Hawks, Doves or Penguins? A Critical Review of the SADC Military Intervention in the DRC

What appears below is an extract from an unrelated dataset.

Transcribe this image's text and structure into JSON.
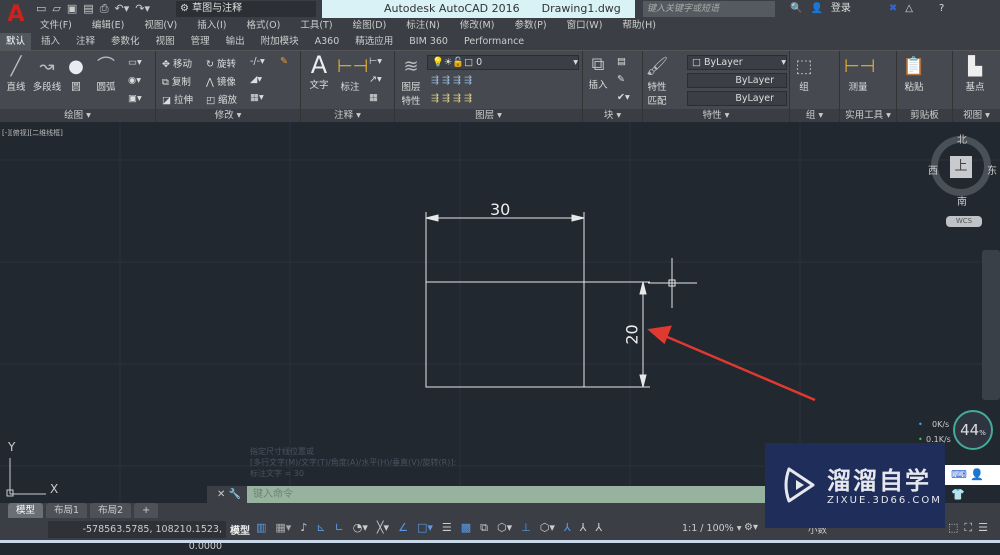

"The aim of this paper is to examine the decisions taken by some of the major actors in SADC in respect of the conflict in the DRC, following the distress call by Laurent Kabila’s government. The paper seeks to analyse the implications of the decisions (or the lack of decisions) relating to sub-regional cohesion, both then and in the future. The future itself may be unclear in the sense that the conflict in the DRC has not only continued beyond the military intervention of some SADC states but has raised the possibility of sub-regional involvement in a similar manner as the survival of the current regime in the DRC becomes increasingly uncertain. The paper includes in its coverage of the various policy positions in the military intervention, the implications of these positions for selected players in the region as well as for the regional structure itself. The selected players include Angola, Namibia and Zimbabwe as the group of states that formed the ‘SADC Allies’ and sent troops to the DRC in response to the request by the DRC government; South Africa as a sub-regional powerhouse which did not send troops to the troubled central African state; Tanzania as an SADC state sharing the longest border with the DRC but apparently preferring to remain neutral in the entire affair; and Zambia, another state sharing a fairly long border with the DRC and opting to take on a mediatory role."